”The biggest share of Anies supporters based their choice on similarity in religion and ethnicity,” said Bestian Nainggolan, a researcher at Litbang Kompas, a leading pollster. “Programmes and performance were not a dominant consideration.”
The exit poll also showed voters who were allied to political parties in Widodo’s unwieldy parliamentary coalition, often rejected Purnama - a key ally of the president.
The trends in the Jakarta race are being closely scrutinized for pointers in the next presidential election in 2019, when Prabowo Subianto, who backed Baswedan, may again challenge President Widodo. Subianto lost the 2014 contest to Widodo.
Before he won the presidency in 2014, Widodo was the governor in Jakarta and Purnama his deputy.
Widodo, the first Indonesian leader to come from outside the political and military establishment, relies on an unstable coalition of parties in parliament needed to pass his reform programme.
DIDN‘T MOBILIZE VOTERS
Supporters of the United Development Party (PPP) and the National Awakening Party (PKB), two Islamic parties in Widodo’s coalition, mostly voted for Baswedan - despite the parties formal backing for the incumbent governor.
Just 29 per cent of PKB supporters, and 11 per cent of PPP loyalists, supported Purnama, known by his nickname Ahok.
“It’s hard to know if the leaders of these two parties were serious about supporting Ahok or they just wanted the money, the funding for the campaign,” said Ade Armando, a researcher at SMRC.

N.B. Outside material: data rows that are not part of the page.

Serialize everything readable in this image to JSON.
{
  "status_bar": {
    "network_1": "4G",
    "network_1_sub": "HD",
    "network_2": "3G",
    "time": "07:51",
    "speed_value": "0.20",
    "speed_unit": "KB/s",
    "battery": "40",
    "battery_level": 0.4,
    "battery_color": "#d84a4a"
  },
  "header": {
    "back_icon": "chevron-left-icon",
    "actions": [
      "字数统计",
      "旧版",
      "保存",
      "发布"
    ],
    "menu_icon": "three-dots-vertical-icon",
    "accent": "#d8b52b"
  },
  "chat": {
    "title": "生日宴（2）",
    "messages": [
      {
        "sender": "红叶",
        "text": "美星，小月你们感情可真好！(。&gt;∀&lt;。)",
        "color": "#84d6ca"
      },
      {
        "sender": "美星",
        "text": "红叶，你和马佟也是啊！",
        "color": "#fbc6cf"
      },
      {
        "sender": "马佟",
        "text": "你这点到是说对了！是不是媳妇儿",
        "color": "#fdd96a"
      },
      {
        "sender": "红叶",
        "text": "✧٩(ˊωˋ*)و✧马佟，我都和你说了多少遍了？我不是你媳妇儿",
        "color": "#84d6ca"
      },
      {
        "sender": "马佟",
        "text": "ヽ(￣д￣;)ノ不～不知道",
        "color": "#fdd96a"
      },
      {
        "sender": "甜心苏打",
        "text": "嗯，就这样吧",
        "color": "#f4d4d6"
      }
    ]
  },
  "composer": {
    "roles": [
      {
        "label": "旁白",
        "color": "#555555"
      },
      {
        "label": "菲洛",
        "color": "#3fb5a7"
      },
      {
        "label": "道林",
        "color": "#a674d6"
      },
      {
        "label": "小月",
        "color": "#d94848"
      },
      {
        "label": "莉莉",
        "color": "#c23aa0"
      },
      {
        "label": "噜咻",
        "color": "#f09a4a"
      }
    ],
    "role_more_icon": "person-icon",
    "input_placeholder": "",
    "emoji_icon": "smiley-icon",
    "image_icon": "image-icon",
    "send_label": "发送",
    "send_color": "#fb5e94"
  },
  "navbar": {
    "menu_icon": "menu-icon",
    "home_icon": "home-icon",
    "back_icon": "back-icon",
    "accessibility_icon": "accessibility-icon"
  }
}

“They did not do a lot to mobilize their supporters.”
More worrying still for the president were the voting patterns of supporters of two bigger parties in his coalition - Hanura and Golkar - that also supposedly backed Purnama.
Just 38 per cent of supporters of Hanura, the party of Widodo’s co-ordinating minister for security Wiranto, backed Purnama, the poll found. Six out of 10 supporters of Golkar, the party of Vice President Jusuf Kalla, voted for him.
Golkar, the party created by former authoritarian president Suharto, is Indonesia’s second largest.
As a delighted Baswedan declared victory on Wednesday, he was flanked by Aburizal Bakrie, a former Golkar chairman. Also with him was Erwin Aksa, another Golkar figure and Kalla’s nephew.
A blunt-talking reformer, Purnama enjoyed soaring public approval as governor for policies targeting infrastructure, flood mitigation, waste management and corruption eradication in Indonesia’s teeming, clogged capital.
That support - at least when it came to voting intentions - dramatically reversed in October after Purnama was accused of insulting a passage of the Koran interpreted by some as prohibiting Muslims from voting for those of other faiths.
Amid large, well-funded rallies in November and December, where hundreds of thousands of protesters heard calls for his imprisonment, Purnama - widely known by his nickname Ahok - was put on trial for blasphemy.
A little over a week ago, pollster SMRC found 76 per cent approved of Purnama’s performance as governor, while 48 per cent said they would vote for him.
The divide between Purnama’s performance rating as governor and voter approval could be explained by the potency of the message that Muslims could not support a Christian candidate, SMRC’s Armando said.
While the Jakarta election points to the rising influence of conservative Islam in Indonesian politics, and his ally defeated under extraordinary circumstances, Widodo remains personally popular.
“The vote (Wednesday) was not a rejection of him or his policies — rather, other factors were at play,” political risk consultancy Eurasia Group said in a research note.
Reporting by Tom Allard; Editing by Bill Tarrant